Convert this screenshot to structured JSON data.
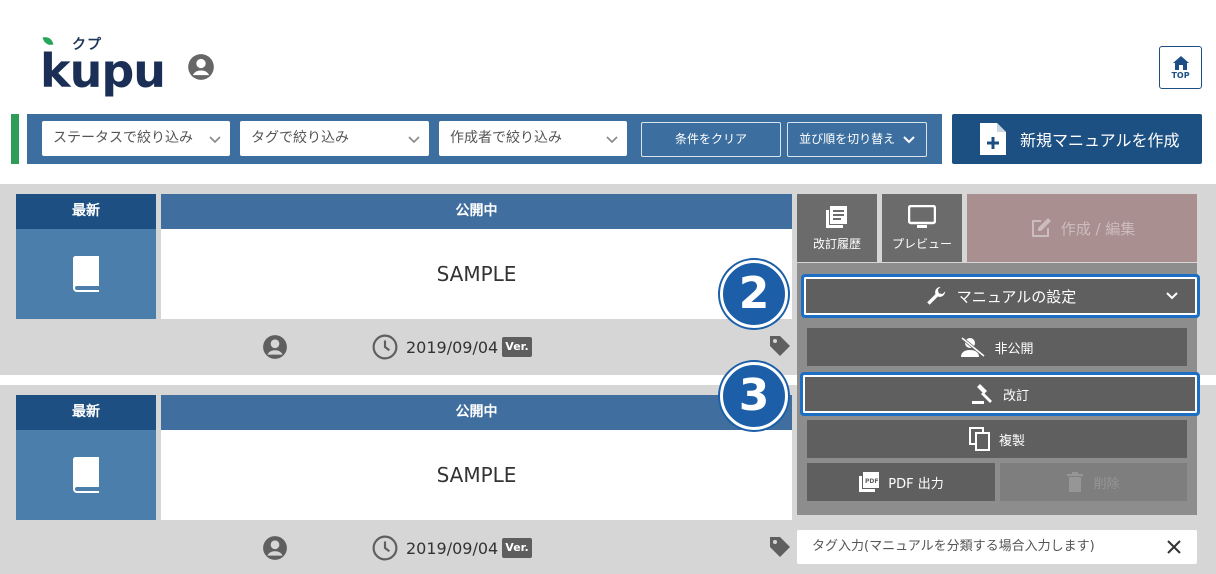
{
  "brand": {
    "name": "kupu",
    "kana": "クプ"
  },
  "header": {
    "top_button": "TOP"
  },
  "filters": {
    "status": "ステータスで絞り込み",
    "tag": "タグで絞り込み",
    "author": "作成者で絞り込み",
    "clear": "条件をクリア",
    "sort": "並び順を切り替え"
  },
  "new_button": "新規マニュアルを作成",
  "manuals": [
    {
      "badge": "最新",
      "status": "公開中",
      "title": "SAMPLE",
      "date": "2019/09/04",
      "ver": "Ver."
    },
    {
      "badge": "最新",
      "status": "公開中",
      "title": "SAMPLE",
      "date": "2019/09/04",
      "ver": "Ver."
    }
  ],
  "actions": {
    "history": "改訂履歴",
    "preview": "プレビュー",
    "edit": "作成 / 編集",
    "settings": "マニュアルの設定",
    "private": "非公開",
    "revise": "改訂",
    "copy": "複製",
    "pdf": "PDF 出力",
    "delete": "削除"
  },
  "tag_input_placeholder": "タグ入力(マニュアルを分類する場合入力します)",
  "callouts": {
    "two": "2",
    "three": "3"
  },
  "colors": {
    "primary": "#1c4f82",
    "accent_green": "#2e9d57",
    "highlight": "#1c6fc4"
  }
}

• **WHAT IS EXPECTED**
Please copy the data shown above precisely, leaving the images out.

• **SOLUTION FOR THIS TASK**
Convert this screenshot to structured JSON data.
{
  "brand": {
    "name": "kupu",
    "kana": "クプ"
  },
  "header": {
    "top_button": "TOP"
  },
  "filters": {
    "status": "ステータスで絞り込み",
    "tag": "タグで絞り込み",
    "author": "作成者で絞り込み",
    "clear": "条件をクリア",
    "sort": "並び順を切り替え"
  },
  "new_button": "新規マニュアルを作成",
  "manuals": [
    {
      "badge": "最新",
      "status": "公開中",
      "title": "SAMPLE",
      "date": "2019/09/04",
      "ver": "Ver."
    },
    {
      "badge": "最新",
      "status": "公開中",
      "title": "SAMPLE",
      "date": "2019/09/04",
      "ver": "Ver."
    }
  ],
  "actions": {
    "history": "改訂履歴",
    "preview": "プレビュー",
    "edit": "作成 / 編集",
    "settings": "マニュアルの設定",
    "private": "非公開",
    "revise": "改訂",
    "copy": "複製",
    "pdf": "PDF 出力",
    "delete": "削除"
  },
  "tag_input_placeholder": "タグ入力(マニュアルを分類する場合入力します)",
  "callouts": {
    "two": "2",
    "three": "3"
  },
  "colors": {
    "primary": "#1c4f82",
    "accent_green": "#2e9d57",
    "highlight": "#1c6fc4"
  }
}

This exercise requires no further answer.